Material to process Start Marker

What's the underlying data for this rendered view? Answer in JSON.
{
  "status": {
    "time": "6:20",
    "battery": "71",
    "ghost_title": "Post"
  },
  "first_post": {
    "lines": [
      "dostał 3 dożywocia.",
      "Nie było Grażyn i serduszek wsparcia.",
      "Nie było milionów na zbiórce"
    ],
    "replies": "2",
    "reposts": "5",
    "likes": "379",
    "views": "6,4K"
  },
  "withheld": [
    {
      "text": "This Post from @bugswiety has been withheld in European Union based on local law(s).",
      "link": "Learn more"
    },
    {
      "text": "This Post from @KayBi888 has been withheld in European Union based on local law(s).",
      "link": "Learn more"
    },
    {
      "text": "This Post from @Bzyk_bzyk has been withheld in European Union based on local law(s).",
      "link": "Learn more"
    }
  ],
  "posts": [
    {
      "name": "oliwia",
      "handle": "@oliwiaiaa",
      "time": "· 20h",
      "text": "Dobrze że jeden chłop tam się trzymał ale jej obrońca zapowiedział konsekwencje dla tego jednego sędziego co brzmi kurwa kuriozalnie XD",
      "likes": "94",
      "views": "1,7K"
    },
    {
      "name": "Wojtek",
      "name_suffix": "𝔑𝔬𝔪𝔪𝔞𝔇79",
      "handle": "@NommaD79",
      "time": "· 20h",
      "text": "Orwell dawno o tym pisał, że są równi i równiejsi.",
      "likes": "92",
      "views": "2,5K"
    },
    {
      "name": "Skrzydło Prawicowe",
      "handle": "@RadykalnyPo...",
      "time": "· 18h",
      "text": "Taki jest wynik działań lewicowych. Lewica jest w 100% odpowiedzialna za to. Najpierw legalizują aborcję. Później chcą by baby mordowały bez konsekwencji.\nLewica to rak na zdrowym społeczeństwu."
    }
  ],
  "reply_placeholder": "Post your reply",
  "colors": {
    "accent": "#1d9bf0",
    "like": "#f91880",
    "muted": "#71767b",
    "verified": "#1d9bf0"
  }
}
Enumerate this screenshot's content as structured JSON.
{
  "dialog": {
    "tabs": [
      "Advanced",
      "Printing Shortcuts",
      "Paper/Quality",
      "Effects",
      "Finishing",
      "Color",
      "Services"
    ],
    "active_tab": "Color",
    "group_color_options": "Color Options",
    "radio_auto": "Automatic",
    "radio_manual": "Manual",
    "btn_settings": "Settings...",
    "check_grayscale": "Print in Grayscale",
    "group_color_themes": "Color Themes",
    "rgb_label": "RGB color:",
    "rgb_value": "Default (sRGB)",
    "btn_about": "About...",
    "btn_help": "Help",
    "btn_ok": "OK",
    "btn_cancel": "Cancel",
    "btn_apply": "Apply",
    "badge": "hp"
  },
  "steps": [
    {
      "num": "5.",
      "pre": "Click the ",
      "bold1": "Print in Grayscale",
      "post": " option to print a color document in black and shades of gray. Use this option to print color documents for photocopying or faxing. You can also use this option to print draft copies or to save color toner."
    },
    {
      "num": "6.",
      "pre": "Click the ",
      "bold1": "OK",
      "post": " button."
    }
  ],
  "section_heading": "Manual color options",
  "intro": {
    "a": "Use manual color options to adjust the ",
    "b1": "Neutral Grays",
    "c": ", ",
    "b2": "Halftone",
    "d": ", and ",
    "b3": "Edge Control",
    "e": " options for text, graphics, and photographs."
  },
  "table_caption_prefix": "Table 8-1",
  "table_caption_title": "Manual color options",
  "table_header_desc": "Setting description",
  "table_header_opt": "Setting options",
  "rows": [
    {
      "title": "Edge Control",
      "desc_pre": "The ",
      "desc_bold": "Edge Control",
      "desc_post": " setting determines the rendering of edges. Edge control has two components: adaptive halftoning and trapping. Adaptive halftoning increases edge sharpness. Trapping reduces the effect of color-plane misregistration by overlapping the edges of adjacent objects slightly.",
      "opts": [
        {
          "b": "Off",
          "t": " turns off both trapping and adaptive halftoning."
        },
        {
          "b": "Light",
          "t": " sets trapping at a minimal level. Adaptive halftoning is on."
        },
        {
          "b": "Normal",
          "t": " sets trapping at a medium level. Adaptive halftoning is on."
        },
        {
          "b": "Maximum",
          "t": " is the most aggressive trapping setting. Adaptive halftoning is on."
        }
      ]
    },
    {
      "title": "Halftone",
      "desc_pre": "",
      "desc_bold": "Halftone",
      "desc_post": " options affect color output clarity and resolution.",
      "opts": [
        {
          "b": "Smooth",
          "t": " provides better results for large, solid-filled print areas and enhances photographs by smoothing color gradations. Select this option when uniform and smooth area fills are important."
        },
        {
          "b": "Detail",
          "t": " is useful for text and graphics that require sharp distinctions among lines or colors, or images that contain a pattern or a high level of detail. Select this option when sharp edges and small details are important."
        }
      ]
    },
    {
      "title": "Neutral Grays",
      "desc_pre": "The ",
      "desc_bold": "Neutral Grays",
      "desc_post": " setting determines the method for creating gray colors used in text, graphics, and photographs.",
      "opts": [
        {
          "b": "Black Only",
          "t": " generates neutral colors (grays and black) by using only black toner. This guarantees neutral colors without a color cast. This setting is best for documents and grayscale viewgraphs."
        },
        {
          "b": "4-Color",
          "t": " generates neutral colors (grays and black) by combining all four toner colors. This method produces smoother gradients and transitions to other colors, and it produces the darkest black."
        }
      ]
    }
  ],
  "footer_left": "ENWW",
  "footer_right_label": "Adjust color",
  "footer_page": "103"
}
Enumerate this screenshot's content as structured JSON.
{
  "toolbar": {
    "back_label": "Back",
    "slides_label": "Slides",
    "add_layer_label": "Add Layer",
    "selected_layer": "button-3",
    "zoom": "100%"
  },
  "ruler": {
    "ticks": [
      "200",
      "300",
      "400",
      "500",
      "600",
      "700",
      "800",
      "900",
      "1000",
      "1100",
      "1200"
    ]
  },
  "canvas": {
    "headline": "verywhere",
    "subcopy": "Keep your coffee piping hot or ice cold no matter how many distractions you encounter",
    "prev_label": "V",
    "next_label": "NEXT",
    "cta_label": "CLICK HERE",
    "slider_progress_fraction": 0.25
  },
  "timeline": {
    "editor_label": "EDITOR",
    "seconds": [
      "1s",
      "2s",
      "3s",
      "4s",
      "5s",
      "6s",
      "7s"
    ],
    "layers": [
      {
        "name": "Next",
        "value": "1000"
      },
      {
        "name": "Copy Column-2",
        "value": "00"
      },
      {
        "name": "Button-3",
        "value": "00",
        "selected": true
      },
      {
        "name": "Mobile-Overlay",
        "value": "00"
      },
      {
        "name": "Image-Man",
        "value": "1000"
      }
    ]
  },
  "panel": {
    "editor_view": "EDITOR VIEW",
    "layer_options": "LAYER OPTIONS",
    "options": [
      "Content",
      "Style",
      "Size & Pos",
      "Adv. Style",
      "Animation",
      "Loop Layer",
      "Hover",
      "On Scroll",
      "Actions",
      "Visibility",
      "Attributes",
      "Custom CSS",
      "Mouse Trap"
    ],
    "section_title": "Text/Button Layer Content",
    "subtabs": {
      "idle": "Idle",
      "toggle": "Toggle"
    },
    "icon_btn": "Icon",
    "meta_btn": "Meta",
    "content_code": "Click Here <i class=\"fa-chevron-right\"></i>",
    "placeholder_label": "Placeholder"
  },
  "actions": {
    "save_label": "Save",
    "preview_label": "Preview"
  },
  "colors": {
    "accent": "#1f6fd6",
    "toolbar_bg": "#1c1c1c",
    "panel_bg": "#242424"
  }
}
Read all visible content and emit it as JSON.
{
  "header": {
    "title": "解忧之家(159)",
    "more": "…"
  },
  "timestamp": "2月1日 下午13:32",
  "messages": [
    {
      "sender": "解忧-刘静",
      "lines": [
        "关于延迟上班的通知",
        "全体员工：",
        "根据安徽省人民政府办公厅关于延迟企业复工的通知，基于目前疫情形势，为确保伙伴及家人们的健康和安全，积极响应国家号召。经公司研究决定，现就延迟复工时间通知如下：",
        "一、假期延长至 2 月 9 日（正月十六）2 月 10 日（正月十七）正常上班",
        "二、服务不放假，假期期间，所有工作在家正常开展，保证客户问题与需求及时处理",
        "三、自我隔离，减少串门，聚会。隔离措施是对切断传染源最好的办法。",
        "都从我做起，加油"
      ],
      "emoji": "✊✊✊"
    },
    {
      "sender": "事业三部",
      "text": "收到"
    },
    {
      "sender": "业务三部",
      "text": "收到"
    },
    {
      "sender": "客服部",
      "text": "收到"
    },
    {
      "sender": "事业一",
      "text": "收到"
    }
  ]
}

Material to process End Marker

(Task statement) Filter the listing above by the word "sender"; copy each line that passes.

(Response to this task)
      "sender": "解忧-刘静",
      "sender": "事业三部",
      "sender": "业务三部",
      "sender": "客服部",
      "sender": "事业一",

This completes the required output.